GPS data received by collars on caribou, moose, muskox, and wolves is relayed via communication satellites to the desks of wildlife biologists. This technology allows biologists to track these animals in the remote areas of Alaska even during inclement weather and the dark. These data help biologists study the movements, behavior, habitat use, and population dynamics of these animals. The figure below shows the migratory movements of female caribou of the Western Arctic Herd. At 350,000 caribou, it is the largest herd in the country and one of the largest in the world. Each caribou migrates over 3000 km (1800 miles) each year and the herd utilizes 5 National Park units and roams over an area nearly the size of Montana.
GPS collar data showing migratory movements of female caribou of the Western Arctic Herd
In the Denali National Park and Preserve, GPS radio collars placed on grizzly bears and Dall sheep are designed to store the animal's location data several times per day and detach from the animal's neck on a preset date so that collars can be retrieved and the data analyzed.
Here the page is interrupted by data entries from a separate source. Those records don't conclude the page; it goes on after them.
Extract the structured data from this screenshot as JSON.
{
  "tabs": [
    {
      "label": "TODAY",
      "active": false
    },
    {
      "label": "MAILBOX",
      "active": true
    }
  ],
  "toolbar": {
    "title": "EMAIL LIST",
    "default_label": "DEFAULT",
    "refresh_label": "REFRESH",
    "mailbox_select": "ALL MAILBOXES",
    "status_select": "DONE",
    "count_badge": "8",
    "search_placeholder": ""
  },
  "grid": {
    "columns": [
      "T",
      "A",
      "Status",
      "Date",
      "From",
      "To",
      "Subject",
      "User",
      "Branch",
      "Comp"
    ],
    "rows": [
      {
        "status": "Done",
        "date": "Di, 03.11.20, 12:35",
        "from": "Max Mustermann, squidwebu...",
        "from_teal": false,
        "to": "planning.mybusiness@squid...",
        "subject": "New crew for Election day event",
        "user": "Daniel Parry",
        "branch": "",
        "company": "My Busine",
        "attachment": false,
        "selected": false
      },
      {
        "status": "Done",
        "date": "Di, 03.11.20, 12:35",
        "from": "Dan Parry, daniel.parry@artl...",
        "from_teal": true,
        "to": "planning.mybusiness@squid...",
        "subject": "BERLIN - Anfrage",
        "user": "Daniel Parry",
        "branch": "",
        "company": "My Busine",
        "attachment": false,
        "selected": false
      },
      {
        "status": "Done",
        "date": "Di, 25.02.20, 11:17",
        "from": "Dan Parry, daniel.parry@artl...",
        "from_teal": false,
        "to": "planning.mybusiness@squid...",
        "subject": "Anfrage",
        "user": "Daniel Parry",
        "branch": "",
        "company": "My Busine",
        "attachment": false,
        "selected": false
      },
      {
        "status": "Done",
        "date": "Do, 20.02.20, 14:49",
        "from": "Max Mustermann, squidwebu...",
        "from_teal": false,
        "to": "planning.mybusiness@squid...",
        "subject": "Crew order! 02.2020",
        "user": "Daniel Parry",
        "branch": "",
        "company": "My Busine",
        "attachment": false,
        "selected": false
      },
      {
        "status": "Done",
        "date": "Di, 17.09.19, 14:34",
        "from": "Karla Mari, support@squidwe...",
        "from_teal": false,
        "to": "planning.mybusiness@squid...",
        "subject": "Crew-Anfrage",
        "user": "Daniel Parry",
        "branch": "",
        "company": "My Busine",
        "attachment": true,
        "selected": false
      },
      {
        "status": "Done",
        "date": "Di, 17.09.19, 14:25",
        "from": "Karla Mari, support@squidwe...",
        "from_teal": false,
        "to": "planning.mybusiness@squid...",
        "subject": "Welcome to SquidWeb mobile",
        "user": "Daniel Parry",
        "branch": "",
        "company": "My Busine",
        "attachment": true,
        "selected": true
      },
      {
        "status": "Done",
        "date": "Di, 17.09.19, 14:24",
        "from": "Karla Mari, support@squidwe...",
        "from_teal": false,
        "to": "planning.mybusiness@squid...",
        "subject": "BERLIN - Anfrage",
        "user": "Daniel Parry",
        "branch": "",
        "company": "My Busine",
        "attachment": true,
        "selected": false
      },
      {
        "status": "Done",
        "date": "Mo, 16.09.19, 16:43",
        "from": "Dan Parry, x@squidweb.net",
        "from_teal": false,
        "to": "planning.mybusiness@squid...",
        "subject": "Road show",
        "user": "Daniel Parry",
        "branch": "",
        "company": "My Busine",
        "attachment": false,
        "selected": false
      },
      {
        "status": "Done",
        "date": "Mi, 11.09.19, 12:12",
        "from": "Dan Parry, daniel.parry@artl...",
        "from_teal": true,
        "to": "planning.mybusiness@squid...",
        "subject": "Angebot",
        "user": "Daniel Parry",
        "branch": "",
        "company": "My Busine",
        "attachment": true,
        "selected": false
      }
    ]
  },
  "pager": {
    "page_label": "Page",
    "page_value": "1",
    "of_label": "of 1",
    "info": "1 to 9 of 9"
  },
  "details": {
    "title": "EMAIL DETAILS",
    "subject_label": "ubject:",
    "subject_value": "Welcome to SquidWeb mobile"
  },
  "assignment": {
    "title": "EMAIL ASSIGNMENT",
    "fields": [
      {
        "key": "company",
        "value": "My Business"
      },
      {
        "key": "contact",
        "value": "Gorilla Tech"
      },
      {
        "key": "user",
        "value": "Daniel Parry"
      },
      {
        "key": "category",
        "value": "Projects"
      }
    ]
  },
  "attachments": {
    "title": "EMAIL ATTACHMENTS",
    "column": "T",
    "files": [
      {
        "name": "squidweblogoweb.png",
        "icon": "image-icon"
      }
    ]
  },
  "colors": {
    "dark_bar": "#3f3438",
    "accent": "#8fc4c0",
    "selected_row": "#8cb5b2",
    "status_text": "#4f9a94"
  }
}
These collars were used as part of the Denali Park Road study, to help understand how animal movements were influenced by the presence of the road and by road traffic. GPS collars on caribou help to understand habitat use and food sources for the Denali Caribou Herd. The collars used on wolves provide biologists with timely information on movements, mortality, and den occupancy.
Map showing wolf pack territories determined by GPS collar data and telemetry data.
Nearly every wildlife research or monitoring project conducted by staff at Kenai Fjords National Park relies on GPS and/or GIS/remote sensing technologies to document geospatial data and monitor change. Management decisions are often facilitated by GPS data analyzed and displayed on maps with satellite image backgrounds. As an example, the figure below illustrates results of a recent bald eagle nest survey along the park’s coast.